Many people are temped to lubricate the universal joint to reduce wear. The downside is that any traditional grease will attract dirt and the contaminated will actually do more harm than good and increase wear. Instead of grease, use what is called a dry lube. Powered graphite really work work, but there are liquid lubricants that evaporate and leave a protective slick lubricant behind. You can use TrakPower’s Krytech Dry Wax lubricant or try White Lightening Easy Lube which is a similar product made for bicycles.
Not only are the Wraith axles scale looking in their design, but they are also easy to work on. So, there’s no excuse to not install Axial’s optional heavy-duty hardened steel bevel gears. These gears are more durable than stock and they offer better mesh which means you’ll notice less slop in your drivetrain.
When replacing these gears, you’ll need to clean off the existing grease from the parts and add new grease. Unlike a pure crawler that only goes slow, the Wraith gears should not be covered with gobs and gobs of thick, sticky grease. Brad Dumont of Axial says he uses the stock Axial grease, but states that many people swear by Mobil 1 synthetic grease. Rodney Wills, also from Axial, uses Bel-Ray waterproof grease. TrakPower also makes a waterproof gear grease that is said not to fling off the gears. Always double check that the grease is safe for plastics.
Make sure you reuse the gasket between the ring gear and diff cup. If the gasket sticks to the stock ring gear, use a hobby knife to carefully remove it. Brad Dumont, who happens to be a national champion rock crawler, states he gets many uses out of the gaskets and there is no harm in reusing them.

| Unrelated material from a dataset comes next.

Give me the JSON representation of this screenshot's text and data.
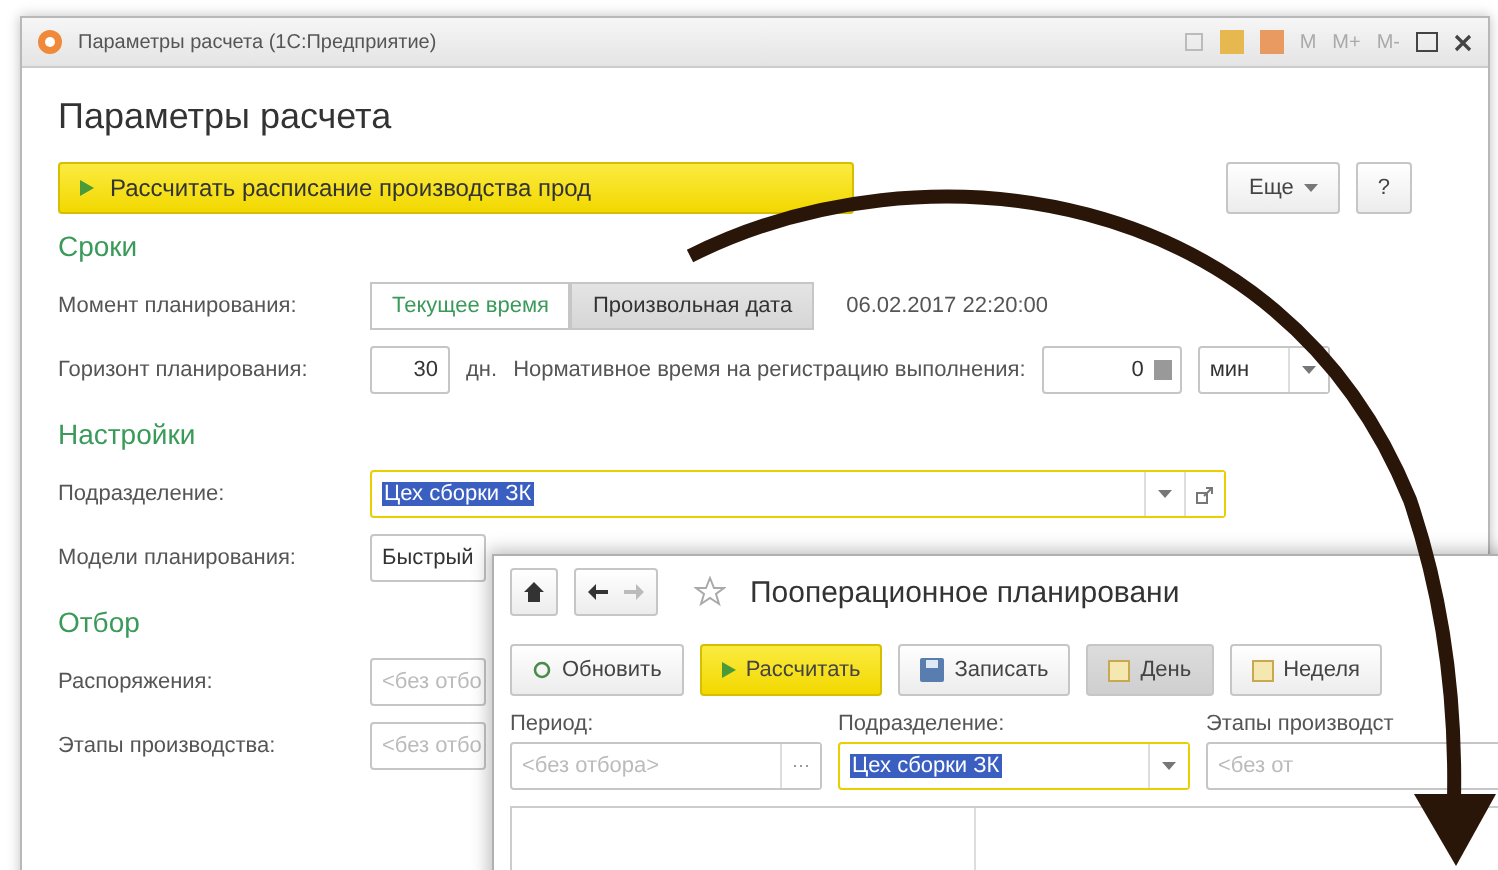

He only replaces the gasket if it is badly damaged. Using the gasket is essential as the gear mesh will be too tight without it.
The Wraith includes a sintered (think glued and pressed into shape under extreme pressure) locker that doesn’t need to be replaced.
I also installed by gears in the opposite manner as indicated in the manual in an effort to reduce torque twist. When ordering heavy duty gears make sure you get the updated gears that have a hole instead of a flat spot on the end of the pinion gear’s shaft. Take a close look at the photo below and you’ll see the hole passing through the pinion gear’s input shaft. Using these gears and the WB8 driveshafts is also the hot upgrade for SCX10 and AX10 owners.
If you’re into full-size off-roading, you know axles take a real beating. It’s no different with RC crawlers. Axial offers universal axle shafts that are not only considerably more durable than stock, but also provide far more articulation for improved steering.
Like the driveshafts, the universal joint axles should not be lubricated with traditional grease. Use a dry lube as described above for use on the driveshaft joints.
If you use the universal joint axles, you will need to properly set your steering endpoints so you don’t burn out your steering servo. Reduce your steering travel so that the servo doesn’t try to push the steering farther than it can go.
Buying heavy duty components certainly helps make your drivetrain last, but good ol’ routine maintenance goes a real long way towards ensuring your Wraith’s drivetrain doesn’t fail.
- Check the driveshaft splines frequently for twisting.
- If you have submerged your axles, consider rebuilding them to remove all of the water and grime.
- Clean loose dirt from exposed bearing surfaces frequently. Replace any bearings that do not spin smoothly.
- AR60 OCP Universal Joint Axle Set >> AX30780 >> $45
- Heavy Duty Bevel Gear Set 43T/13T >> AX30402 >> $30
- WB8 Driveshaft Retainer Ring >> AX30786 >> $5